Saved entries
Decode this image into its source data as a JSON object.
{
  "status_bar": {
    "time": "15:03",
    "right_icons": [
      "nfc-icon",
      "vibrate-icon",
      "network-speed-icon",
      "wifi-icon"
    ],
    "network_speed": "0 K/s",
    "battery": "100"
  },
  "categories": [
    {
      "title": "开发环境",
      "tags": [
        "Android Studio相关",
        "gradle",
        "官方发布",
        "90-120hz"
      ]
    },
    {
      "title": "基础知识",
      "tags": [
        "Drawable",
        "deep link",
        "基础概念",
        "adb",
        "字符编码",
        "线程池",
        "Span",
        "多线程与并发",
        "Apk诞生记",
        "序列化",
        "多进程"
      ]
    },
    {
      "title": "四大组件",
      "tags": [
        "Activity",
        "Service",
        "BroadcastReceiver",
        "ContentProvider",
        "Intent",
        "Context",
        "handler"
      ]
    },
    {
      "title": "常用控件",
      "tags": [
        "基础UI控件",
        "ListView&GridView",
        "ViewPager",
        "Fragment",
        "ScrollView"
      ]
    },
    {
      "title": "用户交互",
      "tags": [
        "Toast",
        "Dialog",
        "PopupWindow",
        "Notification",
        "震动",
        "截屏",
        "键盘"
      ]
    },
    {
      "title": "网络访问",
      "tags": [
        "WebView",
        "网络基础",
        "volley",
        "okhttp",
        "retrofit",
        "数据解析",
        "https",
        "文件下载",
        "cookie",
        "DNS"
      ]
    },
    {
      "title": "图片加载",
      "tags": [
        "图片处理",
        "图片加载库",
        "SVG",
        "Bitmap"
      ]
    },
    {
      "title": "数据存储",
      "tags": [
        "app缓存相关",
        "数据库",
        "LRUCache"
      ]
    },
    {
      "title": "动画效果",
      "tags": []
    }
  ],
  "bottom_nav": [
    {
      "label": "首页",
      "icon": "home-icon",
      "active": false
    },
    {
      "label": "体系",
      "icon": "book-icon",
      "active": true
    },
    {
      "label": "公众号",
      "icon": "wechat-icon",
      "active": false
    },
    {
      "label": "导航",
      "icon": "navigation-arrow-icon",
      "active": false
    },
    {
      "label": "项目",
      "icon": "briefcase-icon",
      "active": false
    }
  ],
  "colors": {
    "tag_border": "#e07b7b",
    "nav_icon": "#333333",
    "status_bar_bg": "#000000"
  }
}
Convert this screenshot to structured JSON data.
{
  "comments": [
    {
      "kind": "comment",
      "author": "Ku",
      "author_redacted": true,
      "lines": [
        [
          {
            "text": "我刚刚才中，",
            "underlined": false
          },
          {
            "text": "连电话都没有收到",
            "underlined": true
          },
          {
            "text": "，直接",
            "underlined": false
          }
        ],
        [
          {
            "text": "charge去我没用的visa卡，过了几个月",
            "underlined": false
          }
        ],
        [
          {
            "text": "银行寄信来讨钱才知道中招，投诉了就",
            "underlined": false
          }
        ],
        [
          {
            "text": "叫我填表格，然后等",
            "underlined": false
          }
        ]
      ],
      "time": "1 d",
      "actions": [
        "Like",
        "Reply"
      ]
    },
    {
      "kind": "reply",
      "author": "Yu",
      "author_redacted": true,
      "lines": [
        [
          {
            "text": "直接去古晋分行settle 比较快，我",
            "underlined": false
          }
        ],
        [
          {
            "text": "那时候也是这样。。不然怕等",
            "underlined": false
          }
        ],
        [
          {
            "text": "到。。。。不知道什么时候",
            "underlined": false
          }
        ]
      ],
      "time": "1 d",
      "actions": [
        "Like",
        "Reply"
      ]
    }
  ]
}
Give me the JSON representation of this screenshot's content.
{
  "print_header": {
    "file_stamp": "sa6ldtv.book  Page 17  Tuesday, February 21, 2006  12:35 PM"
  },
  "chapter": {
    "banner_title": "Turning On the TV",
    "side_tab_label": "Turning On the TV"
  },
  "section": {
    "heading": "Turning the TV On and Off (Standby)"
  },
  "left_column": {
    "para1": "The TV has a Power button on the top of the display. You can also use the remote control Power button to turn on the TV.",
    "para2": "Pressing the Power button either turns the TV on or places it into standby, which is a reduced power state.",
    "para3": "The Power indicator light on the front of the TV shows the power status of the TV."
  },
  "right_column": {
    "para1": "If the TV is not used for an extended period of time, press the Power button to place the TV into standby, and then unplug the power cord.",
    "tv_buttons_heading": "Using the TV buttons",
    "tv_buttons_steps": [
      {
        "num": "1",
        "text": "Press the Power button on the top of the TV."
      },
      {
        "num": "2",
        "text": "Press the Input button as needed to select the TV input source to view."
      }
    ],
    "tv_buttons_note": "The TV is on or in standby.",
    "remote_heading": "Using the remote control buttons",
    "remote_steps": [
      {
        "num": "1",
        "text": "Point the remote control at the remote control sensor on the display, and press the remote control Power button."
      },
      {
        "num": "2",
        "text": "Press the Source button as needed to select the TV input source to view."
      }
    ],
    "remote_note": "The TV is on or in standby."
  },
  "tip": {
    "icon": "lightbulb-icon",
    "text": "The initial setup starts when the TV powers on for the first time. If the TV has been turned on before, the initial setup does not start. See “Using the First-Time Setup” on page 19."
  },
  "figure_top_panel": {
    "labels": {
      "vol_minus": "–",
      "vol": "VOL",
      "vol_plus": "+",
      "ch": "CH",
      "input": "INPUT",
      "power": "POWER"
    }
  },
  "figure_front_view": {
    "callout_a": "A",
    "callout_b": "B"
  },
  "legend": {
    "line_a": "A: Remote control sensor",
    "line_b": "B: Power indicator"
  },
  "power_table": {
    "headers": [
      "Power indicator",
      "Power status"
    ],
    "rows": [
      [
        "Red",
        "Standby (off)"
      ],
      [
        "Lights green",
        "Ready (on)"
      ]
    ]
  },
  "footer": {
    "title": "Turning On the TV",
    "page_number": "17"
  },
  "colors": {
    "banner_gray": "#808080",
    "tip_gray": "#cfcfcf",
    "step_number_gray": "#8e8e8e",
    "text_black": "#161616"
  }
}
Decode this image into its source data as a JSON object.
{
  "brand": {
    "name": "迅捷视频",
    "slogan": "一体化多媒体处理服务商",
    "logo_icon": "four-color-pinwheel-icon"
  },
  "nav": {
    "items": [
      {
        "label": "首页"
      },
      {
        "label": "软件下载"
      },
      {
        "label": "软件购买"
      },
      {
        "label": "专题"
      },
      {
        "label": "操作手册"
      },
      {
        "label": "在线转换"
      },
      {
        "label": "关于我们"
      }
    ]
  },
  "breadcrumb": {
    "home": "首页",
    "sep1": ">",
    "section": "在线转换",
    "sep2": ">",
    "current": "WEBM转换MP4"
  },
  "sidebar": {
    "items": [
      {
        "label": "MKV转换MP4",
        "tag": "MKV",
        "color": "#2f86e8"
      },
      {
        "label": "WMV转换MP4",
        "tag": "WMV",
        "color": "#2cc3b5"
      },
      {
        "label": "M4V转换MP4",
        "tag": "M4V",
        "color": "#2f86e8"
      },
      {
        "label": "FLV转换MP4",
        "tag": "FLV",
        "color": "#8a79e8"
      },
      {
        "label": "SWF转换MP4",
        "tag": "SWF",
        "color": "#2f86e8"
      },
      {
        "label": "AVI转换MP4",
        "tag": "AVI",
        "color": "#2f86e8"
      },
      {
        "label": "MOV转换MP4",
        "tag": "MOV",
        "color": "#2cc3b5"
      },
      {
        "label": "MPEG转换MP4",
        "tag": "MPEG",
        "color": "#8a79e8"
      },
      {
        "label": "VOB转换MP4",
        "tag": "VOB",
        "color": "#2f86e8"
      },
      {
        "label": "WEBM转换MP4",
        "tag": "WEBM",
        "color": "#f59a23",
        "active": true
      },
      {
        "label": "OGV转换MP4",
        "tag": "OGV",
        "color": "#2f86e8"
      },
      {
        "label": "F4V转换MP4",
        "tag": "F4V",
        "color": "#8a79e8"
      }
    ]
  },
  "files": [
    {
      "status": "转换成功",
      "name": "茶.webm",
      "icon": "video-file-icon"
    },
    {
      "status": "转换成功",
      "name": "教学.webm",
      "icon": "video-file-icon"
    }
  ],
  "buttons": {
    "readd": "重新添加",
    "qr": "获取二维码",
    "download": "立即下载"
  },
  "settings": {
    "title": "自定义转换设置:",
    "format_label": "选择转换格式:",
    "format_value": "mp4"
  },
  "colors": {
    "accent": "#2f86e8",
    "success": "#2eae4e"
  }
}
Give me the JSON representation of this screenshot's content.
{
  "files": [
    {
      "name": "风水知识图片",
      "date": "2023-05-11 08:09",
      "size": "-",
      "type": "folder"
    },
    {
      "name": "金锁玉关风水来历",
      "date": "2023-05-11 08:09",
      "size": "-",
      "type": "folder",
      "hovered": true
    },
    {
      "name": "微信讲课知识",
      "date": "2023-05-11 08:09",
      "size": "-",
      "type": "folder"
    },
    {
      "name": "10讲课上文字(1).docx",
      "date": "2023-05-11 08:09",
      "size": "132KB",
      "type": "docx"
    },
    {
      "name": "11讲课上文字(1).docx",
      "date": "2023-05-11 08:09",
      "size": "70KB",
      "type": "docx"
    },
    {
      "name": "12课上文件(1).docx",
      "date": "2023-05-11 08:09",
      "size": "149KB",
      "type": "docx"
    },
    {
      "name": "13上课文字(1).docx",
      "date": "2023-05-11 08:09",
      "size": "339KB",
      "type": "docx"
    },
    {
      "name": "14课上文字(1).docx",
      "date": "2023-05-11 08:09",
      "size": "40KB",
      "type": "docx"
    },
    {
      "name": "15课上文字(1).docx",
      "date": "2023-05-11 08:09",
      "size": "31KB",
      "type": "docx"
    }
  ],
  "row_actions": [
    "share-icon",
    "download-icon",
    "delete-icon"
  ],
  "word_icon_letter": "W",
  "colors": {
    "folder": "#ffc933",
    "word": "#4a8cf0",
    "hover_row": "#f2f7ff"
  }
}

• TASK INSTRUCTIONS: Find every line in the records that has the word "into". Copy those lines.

• ANSWER:
Decode this image into its source data as a JSON object.
    "para2": "Pressing the Power button either turns the TV on or places it into standby, which is a reduced power state.",
    "para1": "If the TV is not used for an extended period of time, press the Power button to place the TV into standby, and then unplug the power cord.",
Decode this image into its source data as a JSON object.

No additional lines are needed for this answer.